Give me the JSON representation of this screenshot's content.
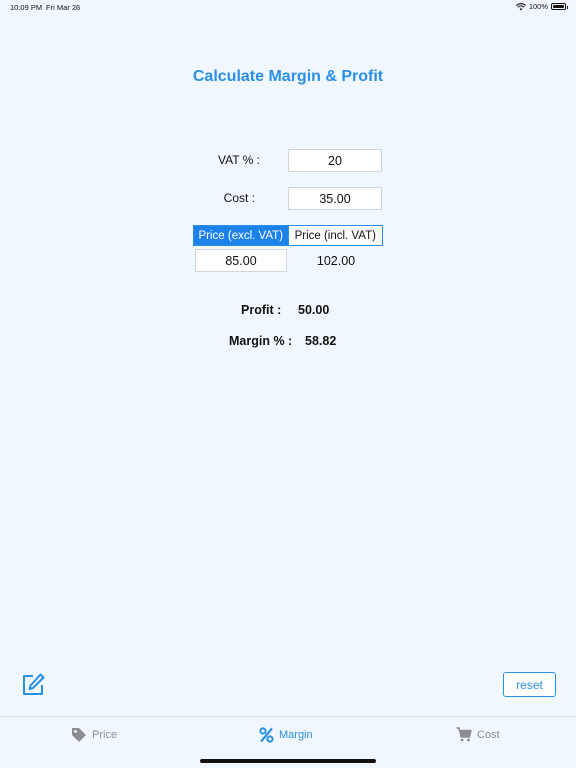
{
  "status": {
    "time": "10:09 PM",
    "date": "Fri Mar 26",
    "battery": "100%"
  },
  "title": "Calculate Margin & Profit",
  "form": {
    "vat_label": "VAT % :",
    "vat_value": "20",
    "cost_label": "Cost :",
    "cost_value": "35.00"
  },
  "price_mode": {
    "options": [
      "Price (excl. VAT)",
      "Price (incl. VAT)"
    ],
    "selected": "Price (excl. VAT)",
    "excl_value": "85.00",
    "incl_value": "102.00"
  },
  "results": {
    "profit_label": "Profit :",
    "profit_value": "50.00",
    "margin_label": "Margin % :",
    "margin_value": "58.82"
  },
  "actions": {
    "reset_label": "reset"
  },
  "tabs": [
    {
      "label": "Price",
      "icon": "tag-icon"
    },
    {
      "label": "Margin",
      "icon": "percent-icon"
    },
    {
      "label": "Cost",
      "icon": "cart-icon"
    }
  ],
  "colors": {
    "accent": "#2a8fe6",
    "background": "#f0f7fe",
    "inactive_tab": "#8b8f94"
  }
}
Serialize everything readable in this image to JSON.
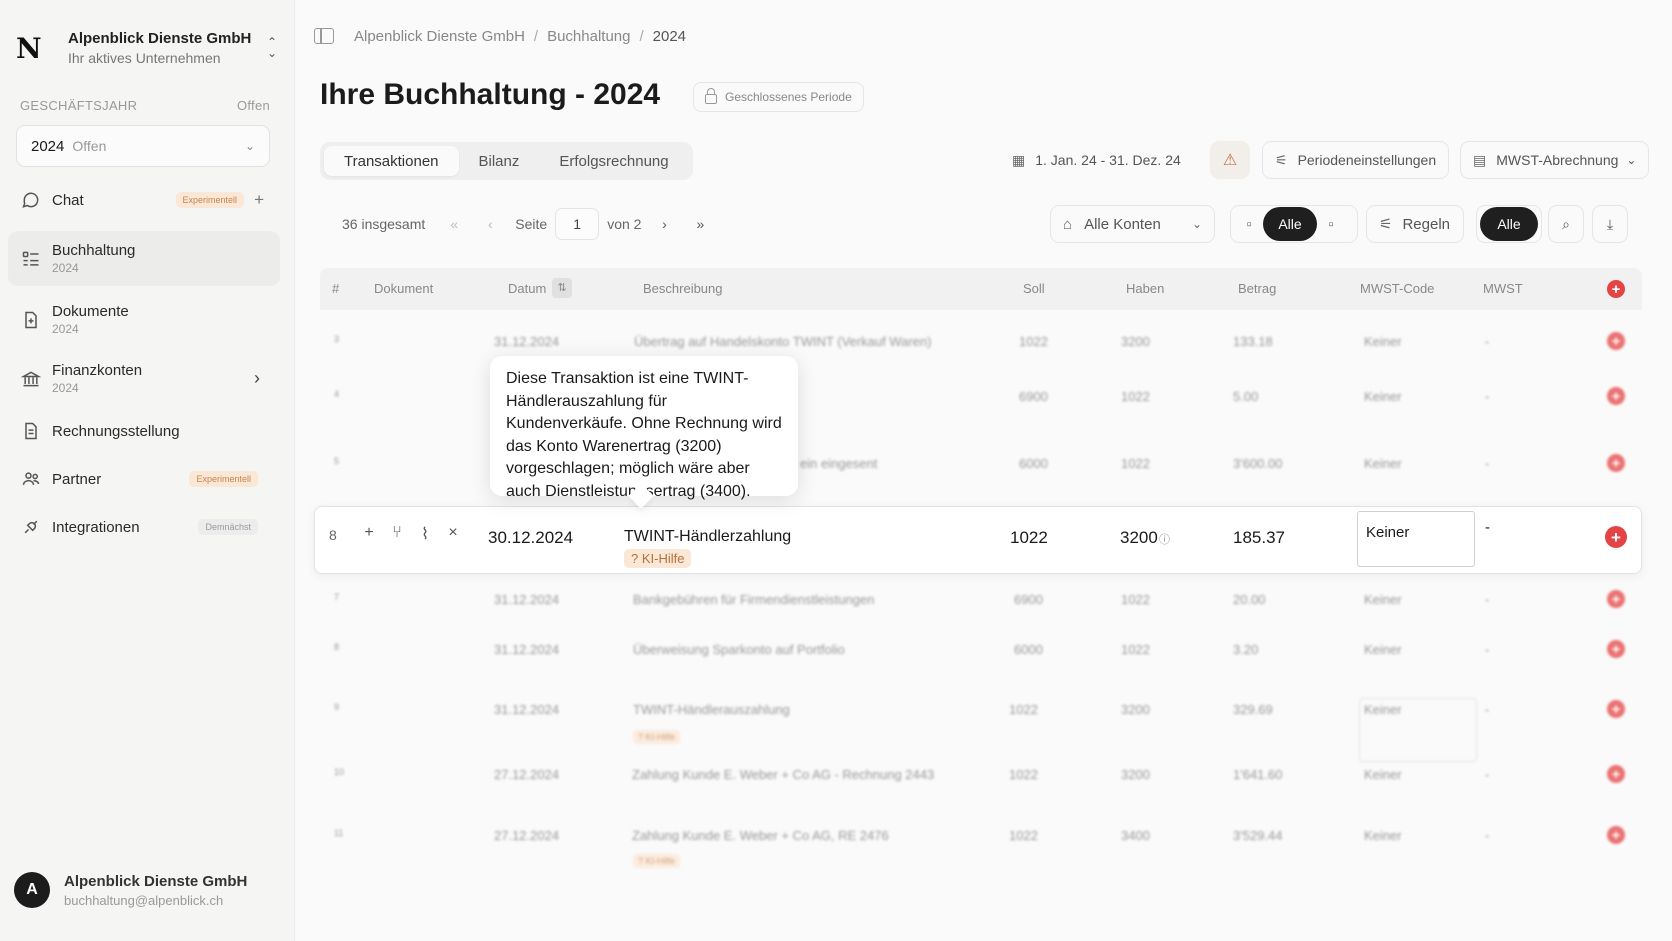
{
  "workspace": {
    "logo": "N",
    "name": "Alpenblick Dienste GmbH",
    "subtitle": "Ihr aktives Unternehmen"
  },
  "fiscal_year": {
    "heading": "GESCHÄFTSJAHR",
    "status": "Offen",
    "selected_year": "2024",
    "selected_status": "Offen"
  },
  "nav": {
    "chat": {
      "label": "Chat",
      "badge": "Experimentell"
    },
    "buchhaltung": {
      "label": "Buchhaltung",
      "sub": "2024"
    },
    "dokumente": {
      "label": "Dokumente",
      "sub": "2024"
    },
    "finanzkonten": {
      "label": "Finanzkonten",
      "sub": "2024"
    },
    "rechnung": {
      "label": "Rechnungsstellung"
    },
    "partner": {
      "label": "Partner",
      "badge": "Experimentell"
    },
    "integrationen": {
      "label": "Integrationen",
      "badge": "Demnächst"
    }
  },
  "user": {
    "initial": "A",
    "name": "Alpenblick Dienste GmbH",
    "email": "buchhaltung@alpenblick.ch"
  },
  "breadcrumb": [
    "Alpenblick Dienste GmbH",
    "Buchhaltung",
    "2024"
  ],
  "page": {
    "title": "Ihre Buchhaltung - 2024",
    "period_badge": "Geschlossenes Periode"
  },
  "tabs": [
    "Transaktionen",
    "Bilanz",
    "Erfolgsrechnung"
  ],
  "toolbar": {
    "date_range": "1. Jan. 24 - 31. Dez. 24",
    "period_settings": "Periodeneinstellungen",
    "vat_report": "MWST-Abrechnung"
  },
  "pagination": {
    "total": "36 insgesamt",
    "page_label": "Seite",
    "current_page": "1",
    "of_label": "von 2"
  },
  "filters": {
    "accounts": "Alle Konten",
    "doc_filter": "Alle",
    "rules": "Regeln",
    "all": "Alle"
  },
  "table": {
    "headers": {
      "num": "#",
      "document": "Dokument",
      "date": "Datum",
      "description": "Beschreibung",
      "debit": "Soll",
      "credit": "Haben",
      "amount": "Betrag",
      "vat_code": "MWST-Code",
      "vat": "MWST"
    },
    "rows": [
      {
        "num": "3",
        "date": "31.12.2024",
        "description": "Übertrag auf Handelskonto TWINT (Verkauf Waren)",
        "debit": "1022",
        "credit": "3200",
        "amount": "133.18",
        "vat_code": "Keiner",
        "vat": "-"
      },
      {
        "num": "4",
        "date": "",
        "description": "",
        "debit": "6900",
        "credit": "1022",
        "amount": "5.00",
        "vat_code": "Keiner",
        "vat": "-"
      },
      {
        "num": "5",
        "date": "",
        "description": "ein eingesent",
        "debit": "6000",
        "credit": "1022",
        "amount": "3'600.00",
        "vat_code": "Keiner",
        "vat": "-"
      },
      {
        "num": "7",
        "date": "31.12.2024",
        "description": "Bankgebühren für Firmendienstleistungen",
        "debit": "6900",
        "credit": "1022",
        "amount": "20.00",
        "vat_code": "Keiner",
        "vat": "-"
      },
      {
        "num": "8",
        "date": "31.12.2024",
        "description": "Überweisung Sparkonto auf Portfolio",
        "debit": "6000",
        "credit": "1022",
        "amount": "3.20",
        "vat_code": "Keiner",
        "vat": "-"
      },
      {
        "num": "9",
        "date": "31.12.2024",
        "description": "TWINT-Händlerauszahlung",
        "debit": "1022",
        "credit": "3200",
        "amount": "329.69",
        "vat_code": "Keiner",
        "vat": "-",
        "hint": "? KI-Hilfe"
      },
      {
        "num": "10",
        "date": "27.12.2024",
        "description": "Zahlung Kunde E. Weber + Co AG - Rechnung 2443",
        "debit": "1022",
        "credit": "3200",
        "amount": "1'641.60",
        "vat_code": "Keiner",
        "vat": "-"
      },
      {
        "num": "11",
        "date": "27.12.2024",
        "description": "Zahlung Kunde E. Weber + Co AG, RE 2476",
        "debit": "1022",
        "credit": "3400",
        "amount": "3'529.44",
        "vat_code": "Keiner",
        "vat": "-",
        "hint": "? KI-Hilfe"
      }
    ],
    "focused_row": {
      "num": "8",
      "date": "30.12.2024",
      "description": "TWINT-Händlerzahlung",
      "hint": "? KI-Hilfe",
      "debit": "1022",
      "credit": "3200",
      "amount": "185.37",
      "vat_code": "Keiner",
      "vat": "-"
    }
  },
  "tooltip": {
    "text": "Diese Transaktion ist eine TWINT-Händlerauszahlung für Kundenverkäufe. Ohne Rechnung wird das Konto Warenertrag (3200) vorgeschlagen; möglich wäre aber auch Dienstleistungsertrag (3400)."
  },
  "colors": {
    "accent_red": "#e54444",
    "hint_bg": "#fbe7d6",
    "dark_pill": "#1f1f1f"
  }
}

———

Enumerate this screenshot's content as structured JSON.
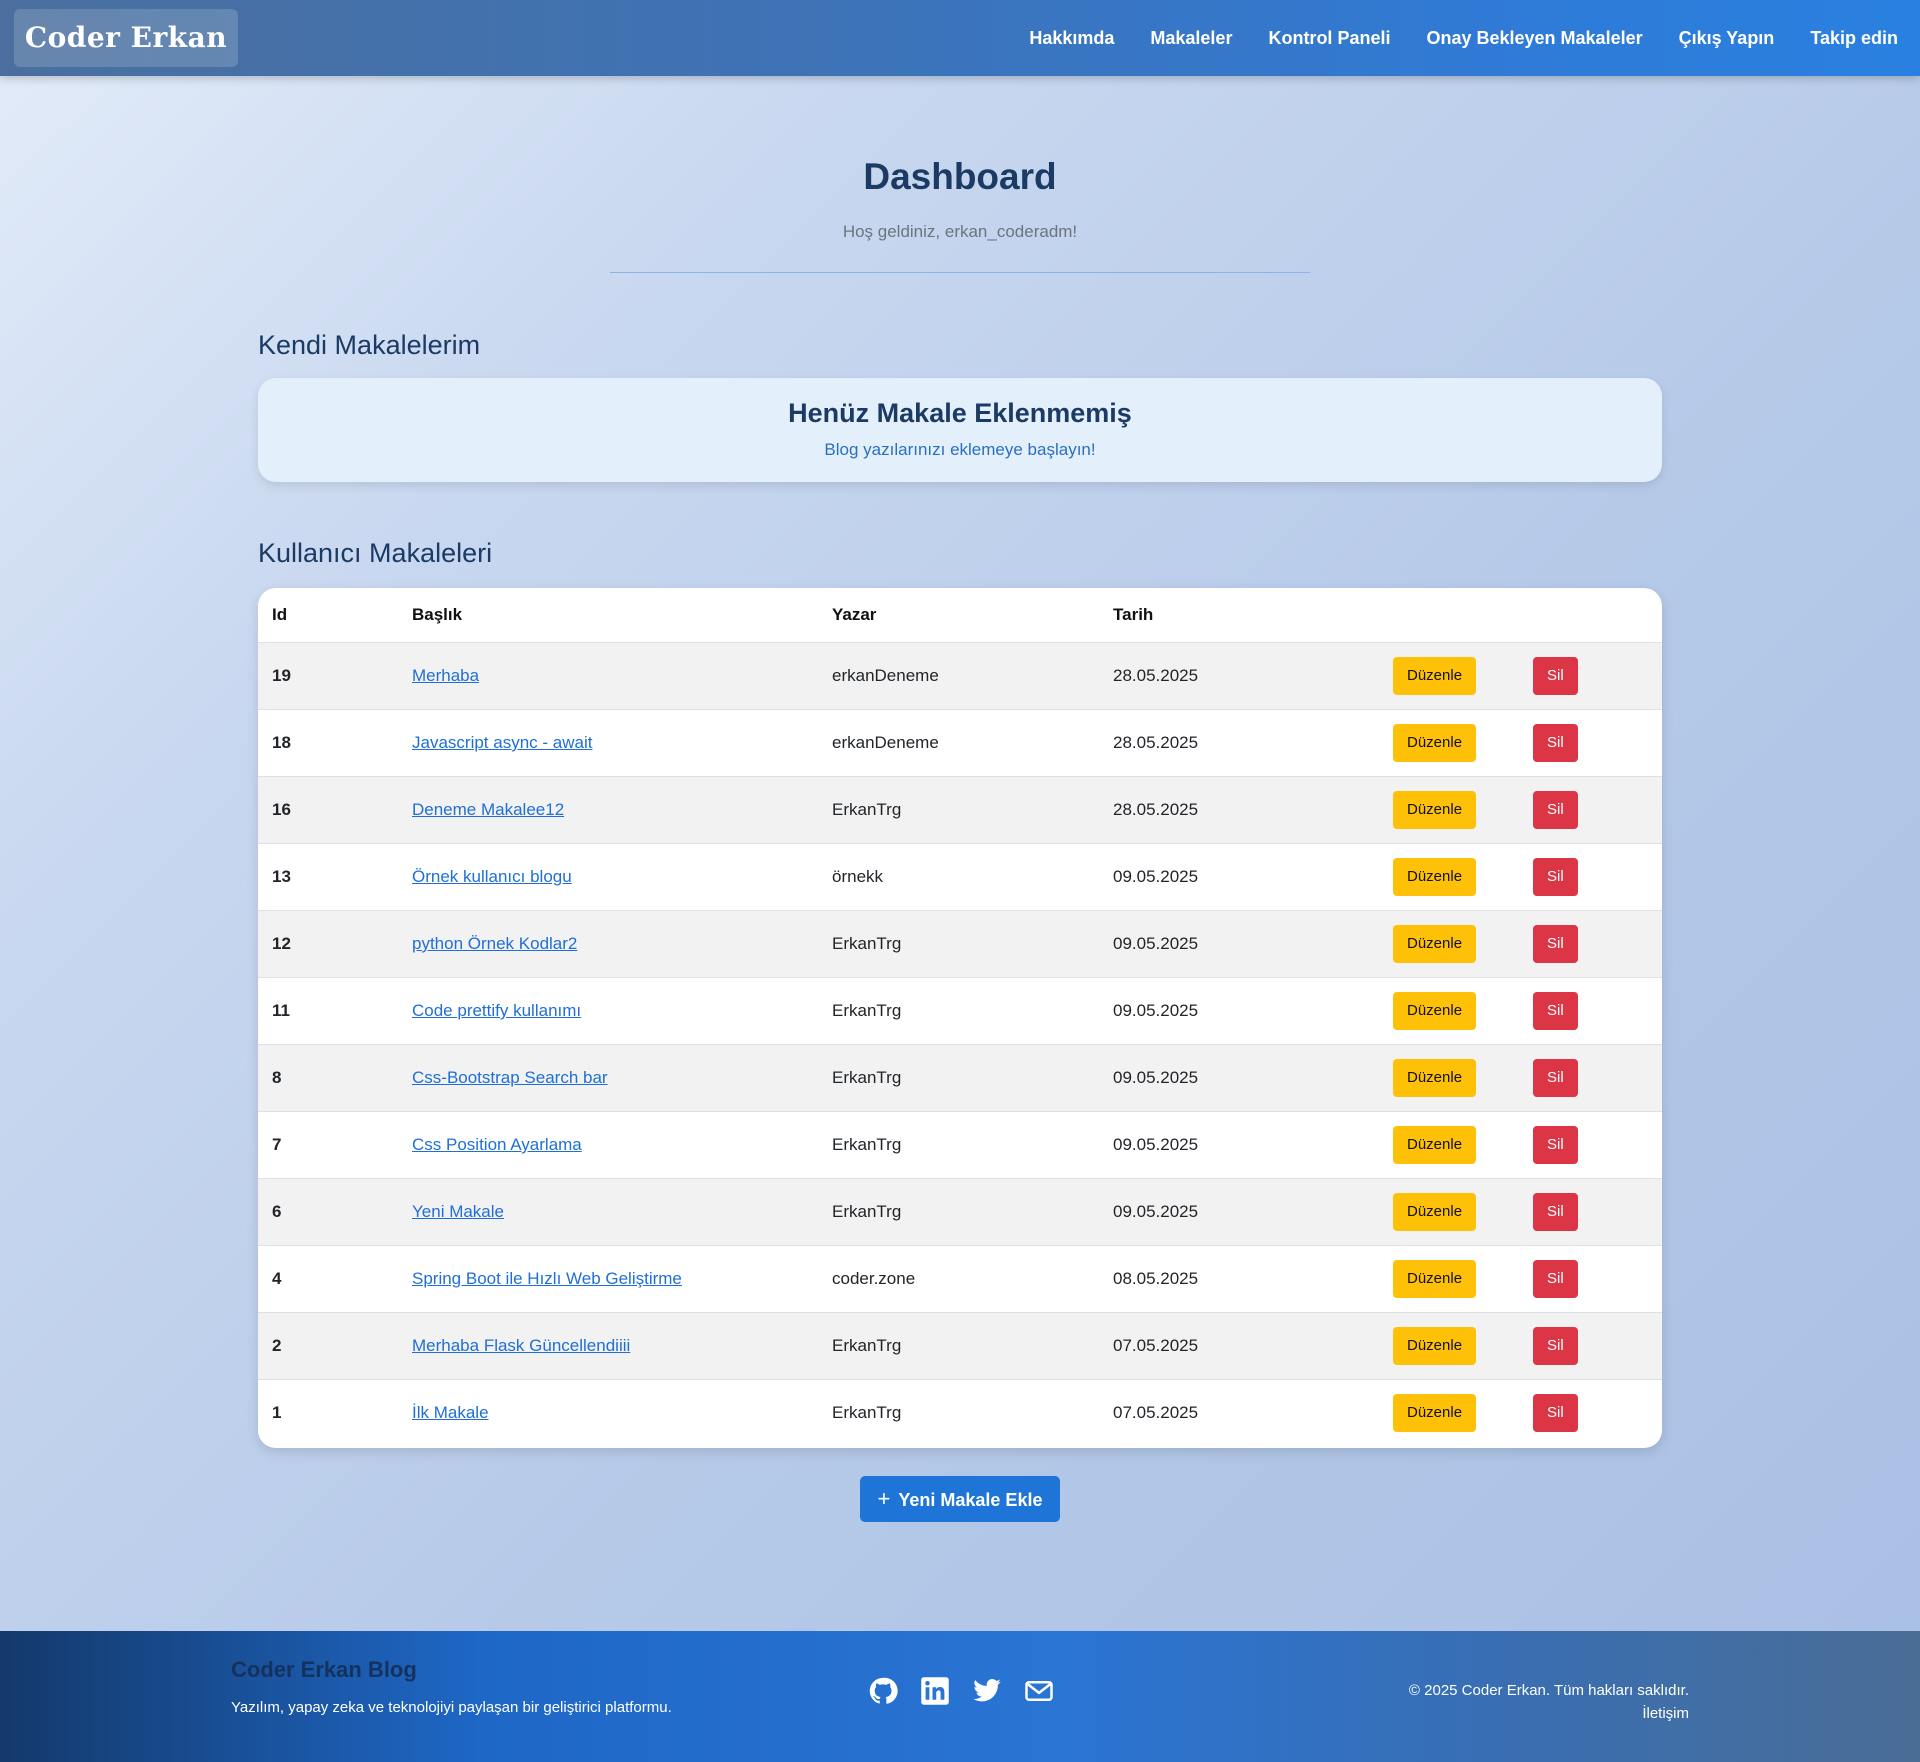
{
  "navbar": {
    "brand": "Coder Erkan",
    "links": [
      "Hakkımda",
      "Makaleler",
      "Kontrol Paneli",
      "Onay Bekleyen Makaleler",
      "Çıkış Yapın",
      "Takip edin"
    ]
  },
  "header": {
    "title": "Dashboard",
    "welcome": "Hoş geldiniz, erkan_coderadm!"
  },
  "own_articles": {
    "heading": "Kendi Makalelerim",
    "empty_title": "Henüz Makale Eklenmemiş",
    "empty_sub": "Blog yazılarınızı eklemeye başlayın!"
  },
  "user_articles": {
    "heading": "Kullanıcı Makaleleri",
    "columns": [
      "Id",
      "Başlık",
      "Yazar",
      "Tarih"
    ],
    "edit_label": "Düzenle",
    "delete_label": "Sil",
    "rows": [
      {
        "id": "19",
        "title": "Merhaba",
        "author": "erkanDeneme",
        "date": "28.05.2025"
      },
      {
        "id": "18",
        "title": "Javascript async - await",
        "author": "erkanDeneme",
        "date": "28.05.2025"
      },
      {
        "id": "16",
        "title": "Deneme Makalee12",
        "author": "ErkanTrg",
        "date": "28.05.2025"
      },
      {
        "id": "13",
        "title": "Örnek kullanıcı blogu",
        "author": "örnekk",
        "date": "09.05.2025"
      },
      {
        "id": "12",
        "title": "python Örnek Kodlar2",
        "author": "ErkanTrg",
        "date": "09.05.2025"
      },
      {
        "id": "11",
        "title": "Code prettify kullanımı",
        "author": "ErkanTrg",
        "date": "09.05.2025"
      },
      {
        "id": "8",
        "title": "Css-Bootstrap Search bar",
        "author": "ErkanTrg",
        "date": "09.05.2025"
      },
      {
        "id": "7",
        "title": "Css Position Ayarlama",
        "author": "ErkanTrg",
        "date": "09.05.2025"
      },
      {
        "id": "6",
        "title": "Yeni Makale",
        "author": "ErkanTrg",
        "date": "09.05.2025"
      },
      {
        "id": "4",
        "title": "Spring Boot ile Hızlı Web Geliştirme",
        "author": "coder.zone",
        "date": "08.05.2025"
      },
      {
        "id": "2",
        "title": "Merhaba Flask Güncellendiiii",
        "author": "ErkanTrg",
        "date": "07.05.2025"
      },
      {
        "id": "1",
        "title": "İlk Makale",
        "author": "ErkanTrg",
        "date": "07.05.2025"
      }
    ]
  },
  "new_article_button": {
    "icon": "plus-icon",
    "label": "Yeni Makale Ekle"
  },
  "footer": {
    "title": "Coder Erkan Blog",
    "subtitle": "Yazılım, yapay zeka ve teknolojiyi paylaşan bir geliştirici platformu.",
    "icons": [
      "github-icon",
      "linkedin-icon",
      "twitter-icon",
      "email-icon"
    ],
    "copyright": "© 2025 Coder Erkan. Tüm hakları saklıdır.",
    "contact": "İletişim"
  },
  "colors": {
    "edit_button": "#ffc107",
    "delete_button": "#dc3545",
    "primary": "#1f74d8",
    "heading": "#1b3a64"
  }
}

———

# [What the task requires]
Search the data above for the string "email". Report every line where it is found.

# [Task result]
    "email": "buchhaltung@alpenblick.ch"
      "email-icon"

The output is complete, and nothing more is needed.